  • Their editorial concludes with a irresponsibly absolute statement: "Cutting off free speech is never the right answer." [bold added]
    • First, terrorist content is not "free speech" protected by the U.S. Constitution.
    • Second, limiting speech is often found to be the right answer to fulfill the purpose or preamble of the U.S. Constitution: "We the people of the United States, in order to form a more perfect union, establish justice, insure domestic tranquility, provide for the common defense, promote the general welfare, and secure the blessings of liberty to ourselves and our posterity, do ordain and establish this Constitution for the United States of America.
      • Thus there are many legitimate and important limitations of pure "free speech."
      • Moreover, the following many types of speech are deemed illegal and not protected: perjury, contempt of court, slander, libel, hate speech, treason, obscenity, profanity, "fighting words", imminent lawless action, sedition, copyright infringement, trade secrets, etc.

I, like all Americans, cherish and understand the critical importance of truly respecting freedom of speech in our American Democracy.

  • However, we also should all understand that a person cannot have freedom of speech if they are dead from terrorism or have been intimidated or effectively silenced by terrorists.

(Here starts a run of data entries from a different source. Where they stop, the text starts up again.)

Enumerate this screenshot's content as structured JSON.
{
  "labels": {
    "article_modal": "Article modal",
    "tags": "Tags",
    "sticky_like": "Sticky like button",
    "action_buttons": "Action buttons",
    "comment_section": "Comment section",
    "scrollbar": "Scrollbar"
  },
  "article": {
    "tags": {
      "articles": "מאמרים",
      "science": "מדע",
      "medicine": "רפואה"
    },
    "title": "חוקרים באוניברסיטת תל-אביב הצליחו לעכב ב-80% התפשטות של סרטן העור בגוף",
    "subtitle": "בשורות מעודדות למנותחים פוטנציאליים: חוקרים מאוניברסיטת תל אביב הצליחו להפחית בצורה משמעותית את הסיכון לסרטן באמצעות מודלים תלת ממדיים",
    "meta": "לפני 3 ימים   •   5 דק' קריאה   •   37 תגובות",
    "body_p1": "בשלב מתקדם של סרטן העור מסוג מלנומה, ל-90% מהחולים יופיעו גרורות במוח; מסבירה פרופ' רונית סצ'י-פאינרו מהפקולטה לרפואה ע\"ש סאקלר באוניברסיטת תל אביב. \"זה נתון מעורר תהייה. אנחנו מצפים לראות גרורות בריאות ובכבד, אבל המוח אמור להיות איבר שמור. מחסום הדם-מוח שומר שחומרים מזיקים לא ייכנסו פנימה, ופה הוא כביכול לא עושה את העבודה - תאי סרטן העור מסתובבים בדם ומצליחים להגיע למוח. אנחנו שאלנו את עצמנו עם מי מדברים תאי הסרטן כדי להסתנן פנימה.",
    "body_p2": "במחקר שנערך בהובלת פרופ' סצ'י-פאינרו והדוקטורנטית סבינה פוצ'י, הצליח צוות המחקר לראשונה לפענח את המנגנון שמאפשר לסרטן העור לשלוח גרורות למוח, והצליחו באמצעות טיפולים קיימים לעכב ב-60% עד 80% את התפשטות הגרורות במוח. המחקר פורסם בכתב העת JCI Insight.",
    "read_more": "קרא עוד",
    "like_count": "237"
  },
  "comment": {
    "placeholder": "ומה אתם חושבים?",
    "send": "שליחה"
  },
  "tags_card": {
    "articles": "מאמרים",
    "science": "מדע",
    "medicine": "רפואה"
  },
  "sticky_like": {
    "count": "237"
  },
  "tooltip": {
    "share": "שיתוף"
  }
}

  • What is clear is here is that both the New York Times and Google-YouTube are advancing their own definition and concept of "free speech" not that our forefathers or our final constitutional arbiter of the free speech -- the U.S. Supreme Court. 
    • I respect their freedom of speech, but I also have the freedom of speech to call them on their deception that they are advancing "constitutionally" protected free speech.
      • They are not; they can't hide behind a Constitution that they don't respect in practice.
      • They are protecting speech that they want to protect.